A pioneer of romanticism, and Scotland’s best-known poet, Burns stayed his own man. Blacklock’s timely letter helped stop him emigrating to Jamaica (they only met later, writing fondly to one another in verse). Burns used to correct his proofs on a stool in Smellie’s messy office, their relationship such that their racily indiscreet letters were destroyed as unfit for publication. Burns was a regular at Monboddo’s, composing an elegy for his daughter when she died. He met the young Scott (Burns’s plain manners impressing) at Ferguson’s; Adam Smith, a Burns fan with several friends in common, just failed to meet him.

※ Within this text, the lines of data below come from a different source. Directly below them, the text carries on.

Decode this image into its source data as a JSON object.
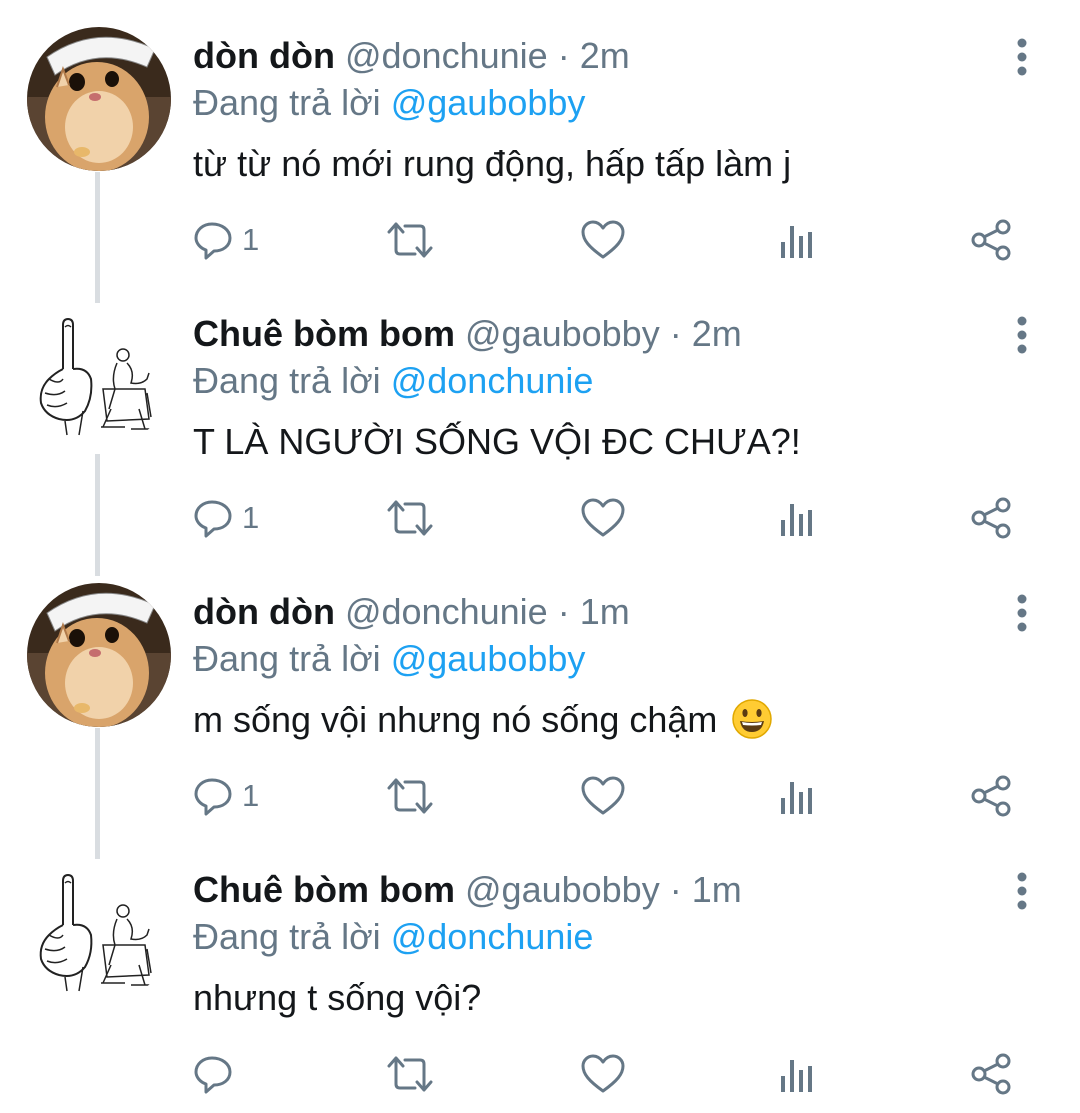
{
  "colors": {
    "text": "#14171a",
    "muted": "#657786",
    "link": "#1da1f2",
    "thread_line": "#d9dde1"
  },
  "tweets": [
    {
      "avatar_icon": "hamster-avatar-icon",
      "name": "dòn dòn",
      "handle": "@donchunie",
      "sep": "·",
      "time": "2m",
      "replying_prefix": "Đang trả lời",
      "replying_to": "@gaubobby",
      "text": "từ từ nó mới rung động, hấp tấp làm j",
      "reply_count": "1"
    },
    {
      "avatar_icon": "sketch-middle-finger-avatar-icon",
      "name": "Chuê bòm bom",
      "handle": "@gaubobby",
      "sep": "·",
      "time": "2m",
      "replying_prefix": "Đang trả lời",
      "replying_to": "@donchunie",
      "text": "T LÀ NGƯỜI SỐNG VỘI ĐC CHƯA?!",
      "reply_count": "1"
    },
    {
      "avatar_icon": "hamster-avatar-icon",
      "name": "dòn dòn",
      "handle": "@donchunie",
      "sep": "·",
      "time": "1m",
      "replying_prefix": "Đang trả lời",
      "replying_to": "@gaubobby",
      "text": "m sống vội nhưng nó sống chậm",
      "emoji_icon": "grinning-face-emoji-icon",
      "reply_count": "1"
    },
    {
      "avatar_icon": "sketch-middle-finger-avatar-icon",
      "name": "Chuê bòm bom",
      "handle": "@gaubobby",
      "sep": "·",
      "time": "1m",
      "replying_prefix": "Đang trả lời",
      "replying_to": "@donchunie",
      "text": "nhưng t sống vội?",
      "reply_count": ""
    }
  ]
}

Couté introduced the teenager Mac Orlan (who had many other pseudonyms) to Villon’s poetry. Carco wrote about him dressed cowboy-style. Vlaminck (a close friend), Modigliani, Picasso, Jacob, Apollinaire, Salmon and Carco were all met around the legendary Bateau Lavoir building in low-rent Montmartre; he would eat with Salmon, Apollinaire and Jacob on Saturday nights. Among other friends, he wrote a preface for Cahun, was photographed by Doisneau, and had his erotic writing reframed by Pia. Gréco (who recorded his songs) and Brassens both visited him in old age, Brassens saying that he gave memories to those who had none.